There are a lot of heart-felt opinions on both sides of the issue of whether or not to allow women to hold the priesthood in the LDS church. I think where the primary disconnect happens for a lot of people on both sides of the issue is around one primary thesis: morality can be discovered outside of a religious context.
I remember at one point in my life arguing that atheists cannot be moral because systems of morality can only be divinely inspired. I was completely comfortable with the idea of words of the prophet being my absolute guide as to what is moral and what is not moral. I no longer hold that position. I've become too aware that morality often transcends religion and can come from many sources. The best proof of this for me is the deeply moral lives that people lead outside of Mormonism or even a religious context.
This understanding forced me to reevaluate my entire moral system. It wasn't enough simply to try to find consensus among the leaders of the church on a given issue to know the moral answer to any question. I had to search it out myself. The teachings of church leaders still served as a primary source of instruction on morality, but it was no longer my sole source. Sifting through so many different voices and opinions to try to carve out personal values and moral standards is incredibly messy and often discouraging, but also rewarding at a very fundamental level.
At first, I found very few contradictions between my personally discovered morality and the moral positions of the church. My first big split was gay marriage. I found the moral arguments for gay marriage to be increasingly compelling. As this was at the time of proposition 8, the church was making very clear their opposition to gay marriage. I experienced a deep disquiet as my personal morality fell seriously out of line with the morality taught by leaders of the church for the first time.
Although I had a consistent impression that things would work out in the end, I could never quiet shake this disquiet and it continued to grow as I further developed a personal morality. I found that all too often my personal morality contradicted the morality taught by the leaders of the church. This divide ended up being the primary reason I have left the church.
I understand that many faithful members of the church cannot understand why women would continue to insist that they want the priesthood when ordained leaders have emphatically asserted that the priesthood is only for men. Members are free to think independently, they assert, but when the prophets reach a consensus on an issue, as they have on the issue ordination of women, the issue should be closed.
For me, at least, although I assume also for many others in the Ordain Women movement, the equality of the sexes is such a fundamentally self-evident moral imperative that no amount of unity among the leaders of the church will make them comfortable with what, for many, is clearly a discriminatory structure. A discussion about whether excluding women from general leadership (not just being leaders of other women and children) is inherently discriminatory is a debate I am willing to have, but for me and many others, the discriminatory nature of a patriarchal leadership is abundantly clear.
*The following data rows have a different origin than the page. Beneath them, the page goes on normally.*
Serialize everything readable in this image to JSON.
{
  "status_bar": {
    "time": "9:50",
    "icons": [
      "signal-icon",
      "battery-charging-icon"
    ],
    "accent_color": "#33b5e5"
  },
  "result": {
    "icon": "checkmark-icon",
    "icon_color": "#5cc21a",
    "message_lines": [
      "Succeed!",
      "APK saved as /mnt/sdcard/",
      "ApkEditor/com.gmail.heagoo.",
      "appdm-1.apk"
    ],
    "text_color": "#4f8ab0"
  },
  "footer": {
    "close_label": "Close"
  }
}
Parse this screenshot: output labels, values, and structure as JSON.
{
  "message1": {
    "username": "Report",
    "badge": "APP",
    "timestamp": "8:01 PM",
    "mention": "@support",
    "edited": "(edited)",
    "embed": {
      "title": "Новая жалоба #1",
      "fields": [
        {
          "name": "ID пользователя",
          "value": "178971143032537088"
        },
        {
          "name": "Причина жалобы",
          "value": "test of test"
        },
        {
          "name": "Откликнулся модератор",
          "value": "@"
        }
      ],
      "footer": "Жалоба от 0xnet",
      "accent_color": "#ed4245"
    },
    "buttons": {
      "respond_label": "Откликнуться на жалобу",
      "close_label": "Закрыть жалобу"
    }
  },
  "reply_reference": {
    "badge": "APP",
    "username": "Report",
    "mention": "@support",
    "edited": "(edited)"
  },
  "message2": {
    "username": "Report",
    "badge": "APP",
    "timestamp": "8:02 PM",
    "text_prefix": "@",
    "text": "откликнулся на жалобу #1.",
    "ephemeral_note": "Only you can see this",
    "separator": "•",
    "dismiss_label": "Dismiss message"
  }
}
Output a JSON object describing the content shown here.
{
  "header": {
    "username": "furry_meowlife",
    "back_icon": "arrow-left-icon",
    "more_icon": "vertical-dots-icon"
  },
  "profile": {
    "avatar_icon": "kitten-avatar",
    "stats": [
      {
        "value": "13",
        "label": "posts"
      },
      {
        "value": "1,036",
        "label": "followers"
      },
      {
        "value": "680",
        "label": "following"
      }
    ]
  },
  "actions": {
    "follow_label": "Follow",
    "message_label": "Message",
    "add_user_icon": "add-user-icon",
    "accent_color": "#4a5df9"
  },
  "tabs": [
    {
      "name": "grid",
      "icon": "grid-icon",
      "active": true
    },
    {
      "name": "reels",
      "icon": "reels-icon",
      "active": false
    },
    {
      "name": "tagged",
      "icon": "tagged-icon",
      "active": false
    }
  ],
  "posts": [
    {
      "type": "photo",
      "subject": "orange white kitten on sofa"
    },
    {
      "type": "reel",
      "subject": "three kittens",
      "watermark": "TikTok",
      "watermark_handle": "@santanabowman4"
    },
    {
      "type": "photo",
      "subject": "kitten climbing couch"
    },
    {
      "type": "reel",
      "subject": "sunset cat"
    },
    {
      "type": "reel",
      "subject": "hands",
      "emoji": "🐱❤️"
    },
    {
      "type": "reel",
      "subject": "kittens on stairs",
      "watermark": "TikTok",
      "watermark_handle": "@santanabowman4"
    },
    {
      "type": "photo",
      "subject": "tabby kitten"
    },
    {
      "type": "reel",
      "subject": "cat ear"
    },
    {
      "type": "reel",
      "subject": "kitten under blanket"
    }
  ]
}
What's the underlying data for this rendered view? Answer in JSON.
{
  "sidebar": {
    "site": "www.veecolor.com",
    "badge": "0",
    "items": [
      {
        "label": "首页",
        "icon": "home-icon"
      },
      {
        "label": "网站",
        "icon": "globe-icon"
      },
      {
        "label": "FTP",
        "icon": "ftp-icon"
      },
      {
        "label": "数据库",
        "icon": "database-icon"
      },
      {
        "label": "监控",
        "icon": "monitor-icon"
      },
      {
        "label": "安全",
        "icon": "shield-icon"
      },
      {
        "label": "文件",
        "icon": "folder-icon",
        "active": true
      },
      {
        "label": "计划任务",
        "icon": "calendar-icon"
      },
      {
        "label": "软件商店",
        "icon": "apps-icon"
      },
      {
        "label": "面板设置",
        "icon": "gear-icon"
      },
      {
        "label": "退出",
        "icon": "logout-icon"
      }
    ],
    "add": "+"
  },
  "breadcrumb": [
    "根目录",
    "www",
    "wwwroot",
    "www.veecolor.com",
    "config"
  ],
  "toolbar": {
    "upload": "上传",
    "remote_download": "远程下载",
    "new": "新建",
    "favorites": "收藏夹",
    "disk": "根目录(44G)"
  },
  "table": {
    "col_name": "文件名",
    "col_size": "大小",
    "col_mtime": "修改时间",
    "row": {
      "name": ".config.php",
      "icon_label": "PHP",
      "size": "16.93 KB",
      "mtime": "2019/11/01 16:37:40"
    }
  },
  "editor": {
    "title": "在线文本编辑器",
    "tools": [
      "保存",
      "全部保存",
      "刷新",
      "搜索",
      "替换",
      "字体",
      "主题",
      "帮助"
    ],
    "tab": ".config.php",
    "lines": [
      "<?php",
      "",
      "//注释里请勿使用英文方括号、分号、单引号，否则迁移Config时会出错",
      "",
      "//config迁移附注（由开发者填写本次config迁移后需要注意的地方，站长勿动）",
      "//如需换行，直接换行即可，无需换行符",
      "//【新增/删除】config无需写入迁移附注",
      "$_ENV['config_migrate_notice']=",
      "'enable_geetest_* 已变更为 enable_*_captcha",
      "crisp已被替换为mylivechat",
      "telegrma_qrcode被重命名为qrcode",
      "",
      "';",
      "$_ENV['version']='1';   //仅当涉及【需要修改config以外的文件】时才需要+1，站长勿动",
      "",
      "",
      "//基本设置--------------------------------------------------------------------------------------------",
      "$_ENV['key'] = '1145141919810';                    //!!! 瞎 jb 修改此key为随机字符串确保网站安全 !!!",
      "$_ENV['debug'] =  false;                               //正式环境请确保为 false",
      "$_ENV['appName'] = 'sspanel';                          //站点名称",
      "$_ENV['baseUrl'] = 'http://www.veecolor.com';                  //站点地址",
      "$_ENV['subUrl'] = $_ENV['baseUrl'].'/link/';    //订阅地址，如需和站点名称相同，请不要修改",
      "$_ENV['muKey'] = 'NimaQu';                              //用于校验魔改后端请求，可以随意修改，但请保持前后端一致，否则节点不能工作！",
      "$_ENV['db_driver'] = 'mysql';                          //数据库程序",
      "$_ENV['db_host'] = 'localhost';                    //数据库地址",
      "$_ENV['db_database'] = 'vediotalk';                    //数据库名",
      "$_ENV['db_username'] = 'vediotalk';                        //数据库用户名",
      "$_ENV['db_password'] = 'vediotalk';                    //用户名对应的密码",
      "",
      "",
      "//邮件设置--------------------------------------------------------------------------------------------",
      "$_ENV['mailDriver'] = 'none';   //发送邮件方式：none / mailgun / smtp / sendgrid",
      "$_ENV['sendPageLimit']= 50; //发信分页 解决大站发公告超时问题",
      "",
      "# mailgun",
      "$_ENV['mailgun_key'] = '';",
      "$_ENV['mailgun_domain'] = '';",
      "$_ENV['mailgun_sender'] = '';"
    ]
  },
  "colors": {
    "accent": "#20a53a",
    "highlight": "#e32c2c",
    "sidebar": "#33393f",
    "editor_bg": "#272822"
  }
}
I invite those who do not understand the Ordain Women movement to consider how they would respond if the church began teaching something that was directly opposed to their own moral system. I recognize the inherent difficulty of doing so, because, for so many, the morality taught by the church and their own personal morality is so closely aligned that they might not even recognize a separation between the two. I wont suggest what issue might cause difficulty for you, because everyone has their own moral system, but try to think of something quite fundamental, something that you would consider unequivocally wrong, and then imagine that the church started teaching something deeply contradictory to what you believe to be a moral truth. It might be easy to say, "Oh, I would be fine changing my position" or "The church will never teach anything like that." That might be true, but for many faithful members, living with this contradiction of moralities is a daily reality.
It is really difficult to convey the despair of having the church you love teach something that goes against what you consider to be an objective moral truth, and the ensuing crisis of identity and belief that accompanies such a moment, unless you have experienced it personally. But that is the situation that has confronted thousands of faithful members of the church in the past few years (and I imagine for decades before on any number of issues). You can either stay and be a traitor to your morals or you can leave and be a traitor to your faith. I can readily accept that leaders of the church are men, and imperfect, and make mistakes, as President Uchtdorf so lovingly urged on Saturday. What I cannot readily accept is that when real moral contradictions arise, I should simply put away any personal my moral beliefs and fall in line, but no other viable option is offered to those who wish to stay.
I know it hurts when someone you love says "I believe that, on this issue, the leaders of the Church are wrong" especially when you think they are not. It can feel like an attack on your own faith or morality. It is not. It is simply an attempt by honest seekers looking to live a morally responsible life. It can be simple to dismiss these women, and the men who support them, as desiring power or hoping for a religious endorsement of their political opinion. However, the true issue runs much deeper, and stems from the basic spiritual need of having what is taught in your place of sacred worship align with what is taught by your sacred voice of inner conscience. And, as I've learned from personal experience, for many it is not just a matter of feeling comfortable in church on Sunday, but a matter of survival for the very faith they hold dear.
Disclaimer: I'm not in a great position to comment on the issue of ordaining women, because I am fairly removed from the church, and I am also a man. But I think this distance allows me to perhaps to offer a perspective that others who might share this perspective could be hesitant to express for fear of being deemed apostate or at least unfaithful. I do not in any way claim to speak for the movement or anyone but myself.
Photo credit: Stephanie Lauritzen, or whoever her photographer was. If you happen to read our blog, I hope that you feel it was used in good spirit.